Methamphetamine (MA) is a highly addictive psychomotor stimulant drug. Research has shown that the acute effects of MA can be modulated by age, although previous findings from our lab do not find age differences in the effects of MA. Relatively little research has examined the effects of adolescent MA exposure; thus, it is important to understand how MA affects adolescent behavior and brain function compared to adults. In order to better understand the age differences in the effects of acute MA exposure, this research examined the effects of MA exposure on locomotor and anxiety-like behavior and plasma corticosterone levels in adolescent and adult C57BL/6 J mice. Mice were exposed to saline, 2 mg/kg MA, or 4 mg/kg MA and behavior was measured in the open field test. Immediately following behavioral testing, serum was collected, and plasma corticosterone levels were measured. MA-exposed mice showed increased locomotor activity and anxiety-like behavior compared to saline controls, regardless of age and dose of MA. However, adolescent mice showed the greatest locomotor response to the high dose of MA (4 mg/kg), whereas the adult mice showed the greatest locomotor response to the low dose of MA (2 mg/kg). There were no differences in stereotyped behavior between the adolescent and adult mice exposed to the low dose of MA (2 mg/kg) and the high dose of MA (4 mg/kg). There was no effect of MA exposure on plasma corticosterone levels. These data suggest age modulates the locomotor response to MA and further research is warranted to determine the developmental neurobiological mechanism underlying the dose-response age differences in the response to acute MA exposure.

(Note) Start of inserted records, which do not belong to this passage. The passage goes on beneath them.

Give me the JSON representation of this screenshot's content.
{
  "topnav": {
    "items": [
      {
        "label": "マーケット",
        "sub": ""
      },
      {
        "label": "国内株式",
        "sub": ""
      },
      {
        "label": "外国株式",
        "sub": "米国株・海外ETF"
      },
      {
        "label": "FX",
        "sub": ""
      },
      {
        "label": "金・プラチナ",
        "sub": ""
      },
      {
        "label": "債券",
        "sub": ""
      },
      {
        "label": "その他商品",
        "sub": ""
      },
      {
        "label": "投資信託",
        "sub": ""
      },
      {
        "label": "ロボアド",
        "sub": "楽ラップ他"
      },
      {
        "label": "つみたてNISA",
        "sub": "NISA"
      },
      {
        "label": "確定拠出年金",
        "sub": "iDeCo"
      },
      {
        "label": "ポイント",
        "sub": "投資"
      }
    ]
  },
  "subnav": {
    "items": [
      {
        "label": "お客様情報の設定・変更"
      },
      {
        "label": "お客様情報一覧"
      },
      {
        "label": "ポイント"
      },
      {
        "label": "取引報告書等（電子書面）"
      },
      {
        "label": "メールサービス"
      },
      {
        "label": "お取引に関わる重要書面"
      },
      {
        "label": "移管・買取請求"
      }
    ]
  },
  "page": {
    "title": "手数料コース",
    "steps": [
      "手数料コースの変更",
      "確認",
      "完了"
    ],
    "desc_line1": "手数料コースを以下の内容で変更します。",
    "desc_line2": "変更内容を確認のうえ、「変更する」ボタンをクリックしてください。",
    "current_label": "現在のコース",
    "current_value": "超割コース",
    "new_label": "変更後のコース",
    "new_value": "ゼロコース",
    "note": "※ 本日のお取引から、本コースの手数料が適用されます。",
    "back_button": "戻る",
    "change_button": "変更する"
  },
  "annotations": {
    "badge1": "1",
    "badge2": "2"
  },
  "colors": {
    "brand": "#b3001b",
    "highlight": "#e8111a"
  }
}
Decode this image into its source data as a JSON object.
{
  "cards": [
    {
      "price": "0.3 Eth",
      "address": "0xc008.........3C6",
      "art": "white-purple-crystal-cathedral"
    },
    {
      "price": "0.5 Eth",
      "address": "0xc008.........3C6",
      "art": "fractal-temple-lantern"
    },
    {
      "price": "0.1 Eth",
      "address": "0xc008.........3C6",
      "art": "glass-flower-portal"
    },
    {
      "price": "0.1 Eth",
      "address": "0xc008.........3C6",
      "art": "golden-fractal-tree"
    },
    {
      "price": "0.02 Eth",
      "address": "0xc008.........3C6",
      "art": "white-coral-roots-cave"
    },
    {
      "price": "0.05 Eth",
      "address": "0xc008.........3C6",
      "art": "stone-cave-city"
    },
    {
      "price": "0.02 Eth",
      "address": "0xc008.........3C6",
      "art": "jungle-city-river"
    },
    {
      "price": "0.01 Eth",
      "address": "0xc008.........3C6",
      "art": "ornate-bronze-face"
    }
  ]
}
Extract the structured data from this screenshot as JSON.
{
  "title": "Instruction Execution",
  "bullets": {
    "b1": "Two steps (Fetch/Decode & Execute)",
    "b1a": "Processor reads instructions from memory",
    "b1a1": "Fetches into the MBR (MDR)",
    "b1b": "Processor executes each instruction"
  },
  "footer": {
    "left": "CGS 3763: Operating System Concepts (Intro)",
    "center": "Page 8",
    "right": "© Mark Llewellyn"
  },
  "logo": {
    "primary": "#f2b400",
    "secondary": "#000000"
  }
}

Behavioural Brain Research
Creative Commons License
This work is licensed under a Creative Commons Attribution 4.0 International License.